Cool as it can be, though, NBA 2K17's commitment to realism has its drawbacks. One such drawback is its barrier to entry: NBA 2K17 is probably the toughest sports game to pickup, which is accentuated by its move toward removing canned animations. It is very much geared toward existing basketball fans, and it has very little way of useful tutorials. The best it has to offer is 2KU: A simple lesson in the basic controls and concepts and little else.
Another drawback is MyCareer's determination to make you practice. Granted, being an athlete in real-life is an often monotonous process; but NBA 2K is a videogame, and practice quickly gets to be a drag. When it comes down to it, it's more fun to play the actual games, and it seems counter-productive to force players into a less interesting aspect of the game just so that they can grow their player.
On that note, NBA 2K is still the only sports game to feature microtransactions outside of Ultimate Team, which has its own benefits and drawbacks.
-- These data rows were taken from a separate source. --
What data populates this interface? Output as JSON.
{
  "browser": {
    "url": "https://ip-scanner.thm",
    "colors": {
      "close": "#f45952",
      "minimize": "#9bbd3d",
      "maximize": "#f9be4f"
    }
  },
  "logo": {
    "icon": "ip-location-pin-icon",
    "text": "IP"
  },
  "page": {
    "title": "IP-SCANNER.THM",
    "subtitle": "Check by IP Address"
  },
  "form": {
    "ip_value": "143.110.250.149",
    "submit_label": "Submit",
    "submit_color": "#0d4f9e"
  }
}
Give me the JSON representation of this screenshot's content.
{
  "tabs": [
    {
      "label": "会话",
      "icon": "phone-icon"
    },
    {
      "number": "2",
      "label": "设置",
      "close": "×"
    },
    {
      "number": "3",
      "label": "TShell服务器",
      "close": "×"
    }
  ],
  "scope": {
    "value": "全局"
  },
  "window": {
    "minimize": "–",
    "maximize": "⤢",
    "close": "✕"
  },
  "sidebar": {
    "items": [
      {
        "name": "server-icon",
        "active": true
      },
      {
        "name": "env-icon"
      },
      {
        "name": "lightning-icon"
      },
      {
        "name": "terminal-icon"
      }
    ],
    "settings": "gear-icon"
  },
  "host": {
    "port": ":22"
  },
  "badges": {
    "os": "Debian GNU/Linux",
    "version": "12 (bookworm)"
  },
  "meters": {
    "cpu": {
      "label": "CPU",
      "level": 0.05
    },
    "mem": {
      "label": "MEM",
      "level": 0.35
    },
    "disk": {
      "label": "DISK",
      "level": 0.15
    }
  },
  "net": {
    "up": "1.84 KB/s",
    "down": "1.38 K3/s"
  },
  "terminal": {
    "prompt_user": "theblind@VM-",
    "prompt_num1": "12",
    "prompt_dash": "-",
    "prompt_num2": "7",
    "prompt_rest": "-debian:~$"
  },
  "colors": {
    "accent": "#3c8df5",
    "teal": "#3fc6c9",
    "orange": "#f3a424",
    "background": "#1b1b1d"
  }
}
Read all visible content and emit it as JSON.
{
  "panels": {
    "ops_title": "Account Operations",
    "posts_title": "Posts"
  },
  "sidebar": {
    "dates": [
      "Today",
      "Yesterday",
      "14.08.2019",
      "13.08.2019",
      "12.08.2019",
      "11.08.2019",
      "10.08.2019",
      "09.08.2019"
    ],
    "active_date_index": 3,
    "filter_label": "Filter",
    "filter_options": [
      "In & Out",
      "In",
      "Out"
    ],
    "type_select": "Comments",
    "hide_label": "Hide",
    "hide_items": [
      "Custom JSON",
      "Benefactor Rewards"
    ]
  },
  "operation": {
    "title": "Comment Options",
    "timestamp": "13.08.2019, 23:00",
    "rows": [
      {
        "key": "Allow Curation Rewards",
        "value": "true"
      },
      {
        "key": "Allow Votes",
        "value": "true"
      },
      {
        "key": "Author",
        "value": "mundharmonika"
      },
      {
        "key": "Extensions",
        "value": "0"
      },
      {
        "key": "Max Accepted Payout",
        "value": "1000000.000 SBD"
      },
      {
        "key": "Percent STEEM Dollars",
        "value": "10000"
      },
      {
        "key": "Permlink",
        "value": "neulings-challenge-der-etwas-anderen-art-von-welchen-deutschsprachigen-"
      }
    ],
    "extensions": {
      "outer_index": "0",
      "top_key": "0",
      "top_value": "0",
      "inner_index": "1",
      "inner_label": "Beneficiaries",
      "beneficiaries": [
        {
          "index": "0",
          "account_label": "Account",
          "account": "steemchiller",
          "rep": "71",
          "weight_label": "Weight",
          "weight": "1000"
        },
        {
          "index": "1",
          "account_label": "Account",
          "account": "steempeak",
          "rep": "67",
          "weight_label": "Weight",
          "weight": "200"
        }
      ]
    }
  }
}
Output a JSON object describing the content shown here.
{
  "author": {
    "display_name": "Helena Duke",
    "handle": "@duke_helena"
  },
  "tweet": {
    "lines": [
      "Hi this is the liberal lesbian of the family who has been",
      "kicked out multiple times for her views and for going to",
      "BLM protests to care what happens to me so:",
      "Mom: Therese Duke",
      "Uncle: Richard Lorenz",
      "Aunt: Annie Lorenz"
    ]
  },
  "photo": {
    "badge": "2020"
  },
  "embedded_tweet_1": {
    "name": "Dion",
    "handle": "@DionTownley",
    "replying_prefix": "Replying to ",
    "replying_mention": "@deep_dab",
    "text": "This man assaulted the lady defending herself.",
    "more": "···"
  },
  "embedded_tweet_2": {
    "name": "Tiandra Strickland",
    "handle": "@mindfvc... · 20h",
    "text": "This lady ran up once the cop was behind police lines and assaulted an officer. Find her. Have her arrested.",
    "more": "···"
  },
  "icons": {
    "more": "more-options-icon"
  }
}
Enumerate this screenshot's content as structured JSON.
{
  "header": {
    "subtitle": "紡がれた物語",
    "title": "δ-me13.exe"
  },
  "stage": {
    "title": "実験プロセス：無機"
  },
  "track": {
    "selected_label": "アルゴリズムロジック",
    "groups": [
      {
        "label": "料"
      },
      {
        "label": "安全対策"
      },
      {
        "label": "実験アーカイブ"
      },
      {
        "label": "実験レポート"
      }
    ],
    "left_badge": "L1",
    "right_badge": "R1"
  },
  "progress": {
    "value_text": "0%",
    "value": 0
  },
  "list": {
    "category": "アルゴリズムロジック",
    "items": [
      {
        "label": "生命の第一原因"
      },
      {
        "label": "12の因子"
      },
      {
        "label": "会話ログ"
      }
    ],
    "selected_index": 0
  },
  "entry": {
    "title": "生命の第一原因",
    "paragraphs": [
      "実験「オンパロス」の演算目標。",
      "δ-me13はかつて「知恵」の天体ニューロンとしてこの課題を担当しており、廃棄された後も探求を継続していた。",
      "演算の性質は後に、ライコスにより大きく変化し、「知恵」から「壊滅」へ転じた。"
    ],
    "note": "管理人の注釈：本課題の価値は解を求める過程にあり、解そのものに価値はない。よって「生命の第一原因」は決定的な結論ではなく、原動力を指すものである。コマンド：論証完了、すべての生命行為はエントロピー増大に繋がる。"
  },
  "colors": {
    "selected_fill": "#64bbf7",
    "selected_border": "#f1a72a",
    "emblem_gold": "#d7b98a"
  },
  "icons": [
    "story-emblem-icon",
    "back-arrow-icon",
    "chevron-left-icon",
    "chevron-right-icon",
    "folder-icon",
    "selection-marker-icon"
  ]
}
NBA 2K's in-game currency affects MyCareer and MyGM progression; and in the case of the former, feels paced in a way that turns progression into a bit of a grindfest. It also means that you have to connect to a server, which makes the flow of the interface feel clunkier than it should.
Looking across the total package, though, it's hard not to be impressed by NBA 2K's polish, presentation, and thoughtful design. It is well ahead of its competition in a lot of respects, and has been for a while now. If you're looking for a sports game that will keep you busy throughout the year, then there's absolutely nothing better.